What do people need to know about a fashion design career?

I think people need to understand that a career in fashion design is not all glamour and glitz and playing dress-up, but it can be very rewarding. Also people need to understand that there is a huge difference between a tailor, a dressmaker and a designer. Although the three can cross paths and the skill sets can interlink, a designer is not necessarily a dressmaker or a tailor.


What advice would you give a fashion newbie or student looking to become a designer?

Good luck – just kidding! I would say firstly, if you study fashion, be prepared for sleepless nights, restless days, crying fits and lots and lots of caffeine-induced sewing through the night – and possibly your fingers! Don’t think it will be easy because it’s not.

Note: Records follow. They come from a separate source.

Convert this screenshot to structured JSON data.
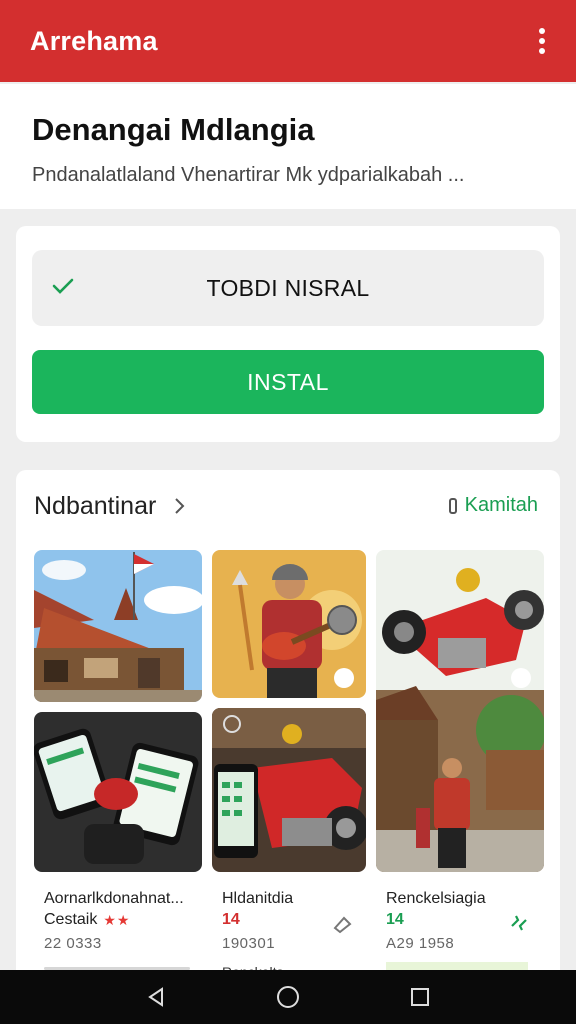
{
  "appbar": {
    "title": "Arrehama",
    "menu_icon": "more-vert-icon",
    "color": "#d32f2f"
  },
  "header": {
    "title": "Denangai Mdlangia",
    "subtitle": "Pndanalatlaland Vhenartirar Mk ydparialkabah ..."
  },
  "install_card": {
    "status_icon": "check-icon",
    "status_text": "TOBDI NISRAL",
    "install_label": "INSTAL",
    "install_color": "#1bb55c"
  },
  "gallery": {
    "title": "Ndbantinar",
    "see_more": "Kamitah",
    "items": [
      {
        "name": "Aornarlkdonahnat...",
        "subtitle": "Cestaik",
        "rating_stars": "★★",
        "number": "22 0333"
      },
      {
        "name": "Hldanitdia",
        "subtitle": "14",
        "number": "190301"
      },
      {
        "name": "Renckelsiagia",
        "subtitle": "14",
        "number": "A29 1958"
      }
    ],
    "peek_text": "Renckelts"
  },
  "navbar": {
    "back_icon": "back-triangle-icon",
    "home_icon": "home-circle-icon",
    "recents_icon": "recents-square-icon"
  }
}
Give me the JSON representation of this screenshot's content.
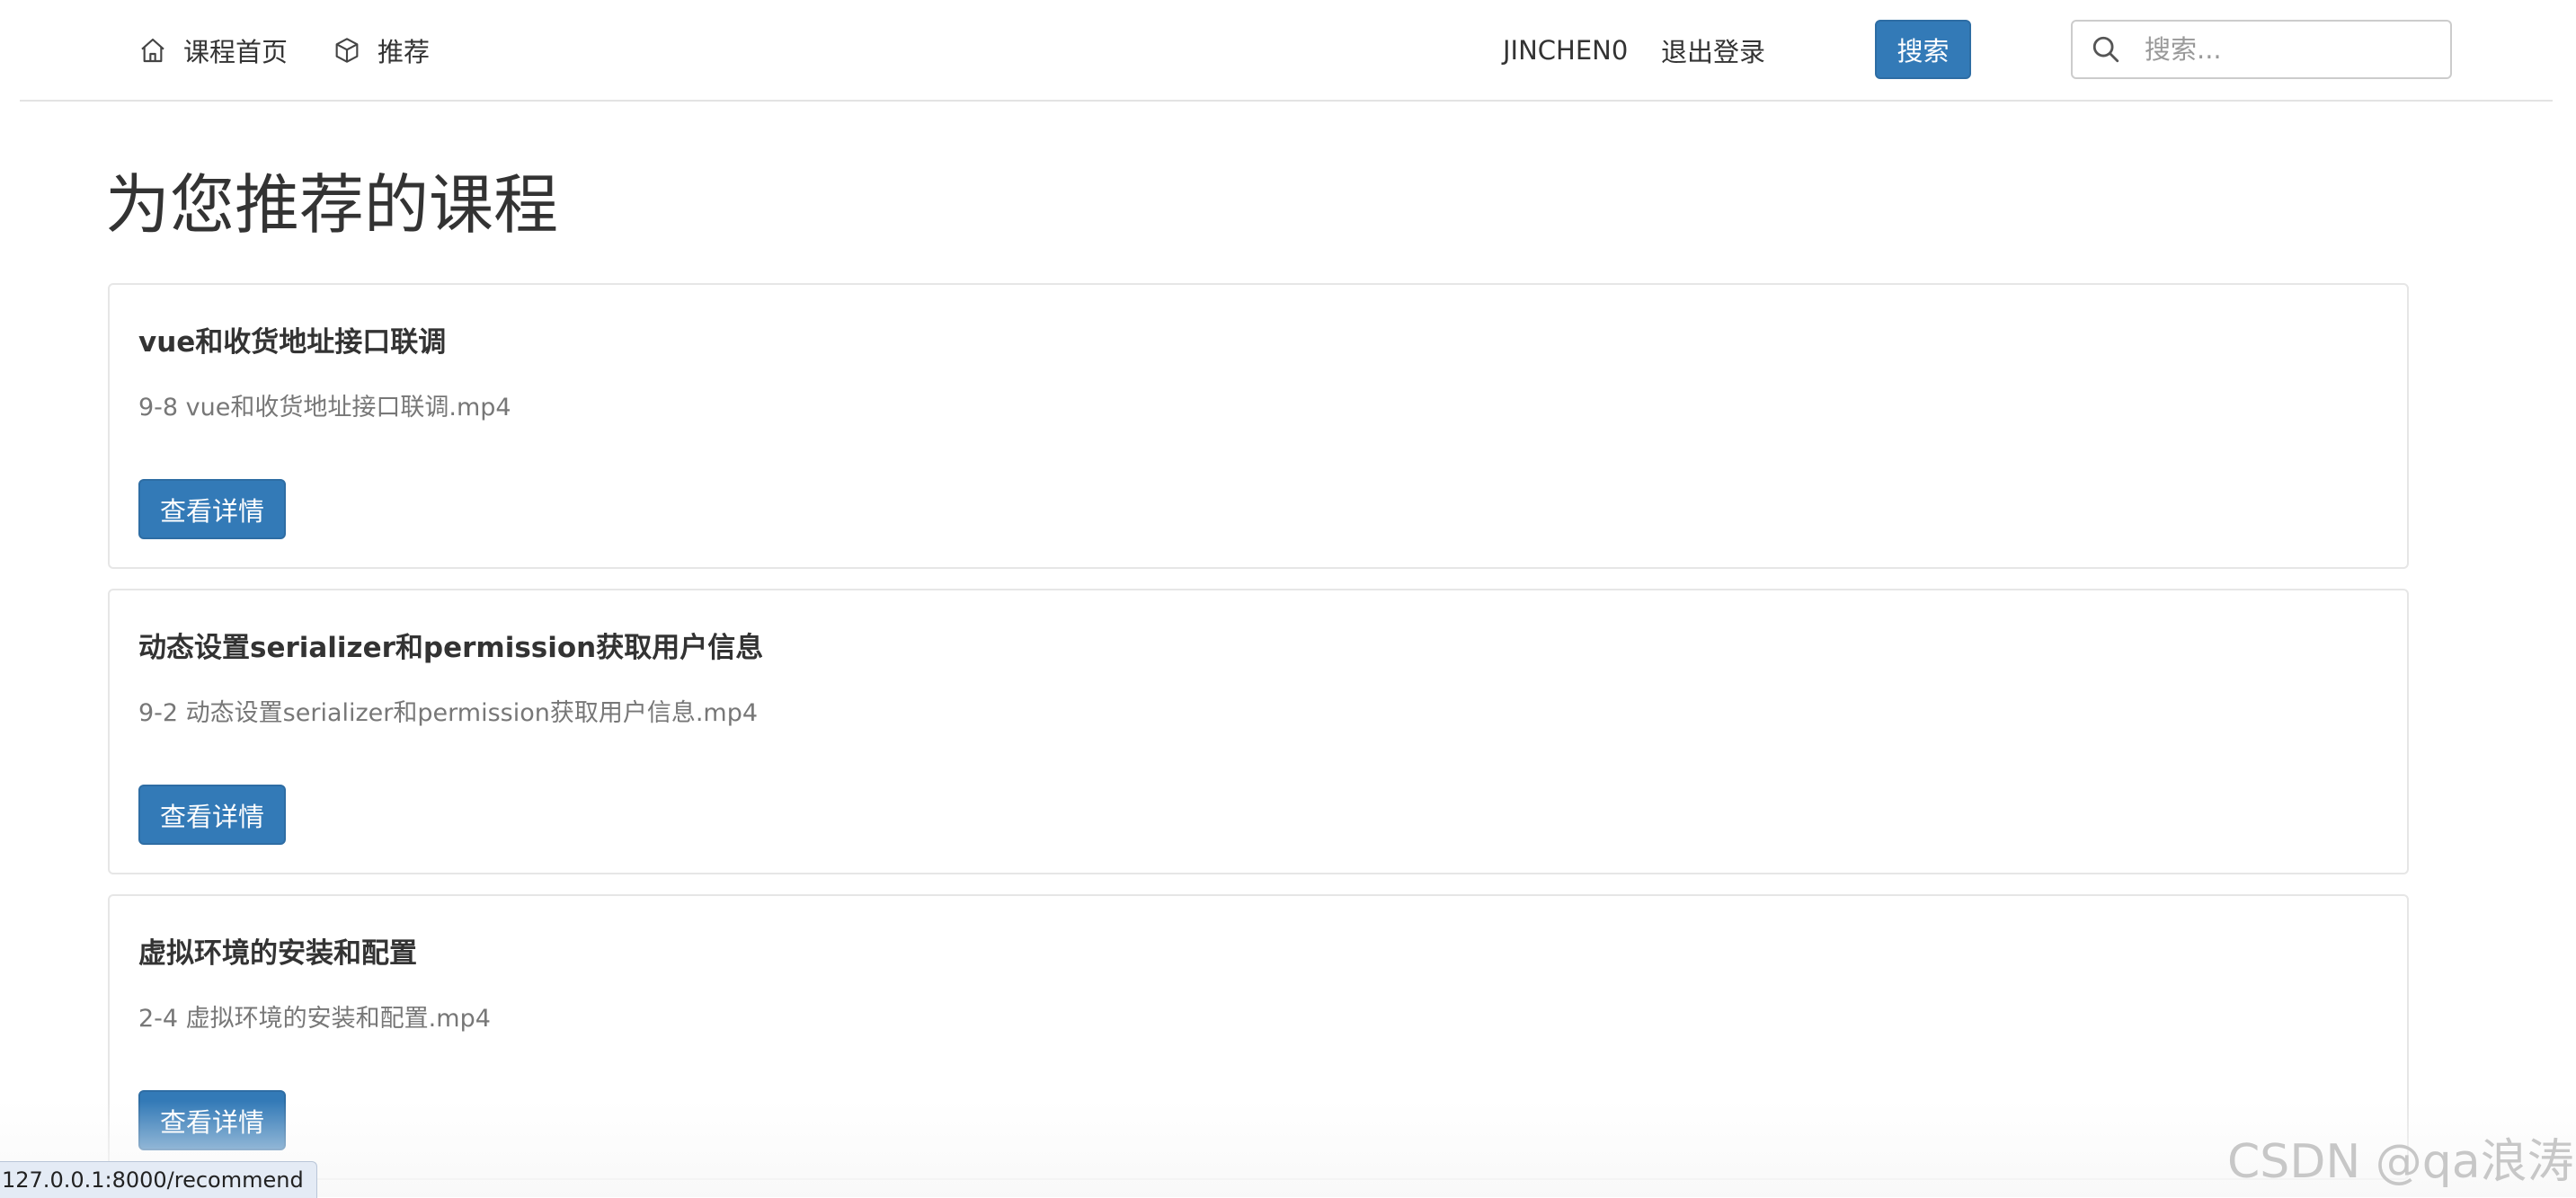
{
  "navbar": {
    "home": {
      "icon": "home-icon",
      "label": "课程首页"
    },
    "recommend": {
      "icon": "cube-icon",
      "label": "推荐"
    },
    "username": "JINCHEN0",
    "logout": "退出登录",
    "search_button": "搜索",
    "search_placeholder": "搜索..."
  },
  "main": {
    "title": "为您推荐的课程",
    "courses": [
      {
        "title": "vue和收货地址接口联调",
        "file": "9-8 vue和收货地址接口联调.mp4",
        "button": "查看详情"
      },
      {
        "title": "动态设置serializer和permission获取用户信息",
        "file": "9-2 动态设置serializer和permission获取用户信息.mp4",
        "button": "查看详情"
      },
      {
        "title": "虚拟环境的安装和配置",
        "file": "2-4 虚拟环境的安装和配置.mp4",
        "button": "查看详情"
      }
    ]
  },
  "status_bar": {
    "url": "127.0.0.1:8000/recommend"
  },
  "watermark": "CSDN @qa浪涛",
  "colors": {
    "primary": "#337ab7",
    "border": "#e6e6e6",
    "muted_text": "#777777"
  }
}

Don’t try to start a new brand or label until you have worked under one and got the experience you need. And don’t wait for college to be over before you start looking for work experience. You have to always keep moving, keep working and keep creative.

Experience, experience, experience! You can never have too much, but you can have too little. You are your brand so sell yourself and people will buy into your brand. And lastly, a little luck or a prayer from your mum, aunt or granny never hurt anyone.


What do you wish you had known before entering the fashion industry?

I wish someone had told me how hard it would be. Looking back, actually people did tell me but I chose not to believe them.

People who are not enlightened tend to dismiss fashion as frivolous or a waste of time. I’ve often had some ignorant people, even family members ask me when I’m going to grow out of it. The way I see it now, their ignorance is my source of strength. I would love to edify them but I know that may never be possible.


Where do you see the business in the long term?

There’s no telling where the business will go right at this minute as a few loose ends are still up in the air, but there is a possibility of going to Milan to gain some more experience and work in the couture industry. A trip to Nigeria to source a manufacturer and stockist there is also something I have been working on for a while, however the likeliest course is securing a stockist this year, building my new studio and working on building my brand to new heights. There’s no telling what heights the business will achieve, but it’s like they say: with God all things are possible.


What is your opinion of the term ‘new African fashion’?

I have yet to read the book by Helen Jennings to find out what all the hype is about. But the debate about what classifies as ‘African fashion’ is one we could talk about for hours. And it’s probably one for a different interview! The discussion of what the implications of the sudden rise in exports of batik and printed textiles from Africa could mean is a topic that really intrigues me and I would love to read and learn more about it. On a lighter note, I feel it is amazing that since around 2010 this ‘new African fashion’ has been on the rise and with the launch of platforms like the African Fashion Week in London it has brought a new avenue for emerging as well as recognised African-born and inspired designers to showcase themselves. And I’m all for whatever brings benefit to young designers like myself.


Do you have any closing thoughts?

Well I know some people often say ‘work to live, don’t live to work’, but I beg to disagree, because I feel more alive when I’m being creative. In saying that, of course I have other aspects in my life – amazing family, inspirational friends, my wonderful fiancé, etc. But I don’t view fashion as just my job, it’s a part of me – an extension of my persona. Like being African, it’s part of my identity and not something I can deny or just switch off.


- For more on Angela Osondu’s designs find her on Facebook and YouTube at FashionCapital1 or follow her on Twitter @fashioncapital1


Latest News:
Latest Video News:
Photo News:
Kerry drinking and driving
How do you feel about the Kerry County Councillor\'s recent passing of legislation to allow a limited amount of drinking and driving?
I agree with the passing, it is acceptable
I disagree with the passing, it is too dangerous
I don\'t have a strong opinion either way
Quick Links